"It’s not something that interests me," the Golden Globe-winning mogul tells InStyle. Despite having met with someone who said "they would help me with a campaign," Oprah is adamant that the Oval Office is not for her. Sorry, folks. But, also? This is actually good news.
Let's be real: There is absolutely no reason to think that a well-meaning celebrity—even one who is a fabulous orator and has done lots of good in this world, like Oprah—would make a good legislator. Massive amounts of fame can deceive voters into thinking we know more about celebrity candidates than we actually do. Need an example? Look no further than our current president, whose administration's upheaval is an accurate reflection of the chaos of reality television, which is where—not coincidentally!—Trump first entered the consciousness of many millions of voters.
But this reality TV atmosphere is beneficial to nobody but the star of the show. "If the first year of the Trump administration has made anything clear, it’s that experience, knowledge, education and political wisdom matter tremendously," Thomas Chatterton Willams writes for The New York Times. This sounds obvious enough, and yet fame is valuable currency, and is clearly something voters are seeking out in candidates more and more, with names like Oprah and The Rock being thrown around when it comes to the 2020 election.

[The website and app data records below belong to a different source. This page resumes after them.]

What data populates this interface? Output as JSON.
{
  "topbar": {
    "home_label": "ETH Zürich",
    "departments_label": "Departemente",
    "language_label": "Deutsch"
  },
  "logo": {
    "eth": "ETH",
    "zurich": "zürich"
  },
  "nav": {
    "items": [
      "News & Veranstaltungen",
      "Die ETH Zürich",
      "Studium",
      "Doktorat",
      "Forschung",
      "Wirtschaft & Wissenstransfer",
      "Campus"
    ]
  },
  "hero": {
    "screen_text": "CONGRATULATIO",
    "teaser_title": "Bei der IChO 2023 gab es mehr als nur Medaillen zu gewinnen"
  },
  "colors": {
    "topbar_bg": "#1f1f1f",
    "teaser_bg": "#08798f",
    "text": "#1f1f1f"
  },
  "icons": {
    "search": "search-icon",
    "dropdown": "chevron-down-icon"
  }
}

It's understandable that Americans are attracted to candidates with whom they are familiar—and celebrities are welcomed into our home in more ways than ever now; we feel like we know them thanks to everything from their talk show appearance to their cinematic roles and their social media presences. But the cult of celebrity is a dangerous thing (see: Trump), and it only offers up two-dimensional portraits of people. What we need in our political leaders is the full picture. We need people who are used to governing, who understand a community's needs—on a large and small scale—and who aren't running a campaign to be in the spotlight, but rather to serve all those people living on the sidelines. Could a celebrity do that job? Sure, maybe. But the best place to prove this might not be by running for president.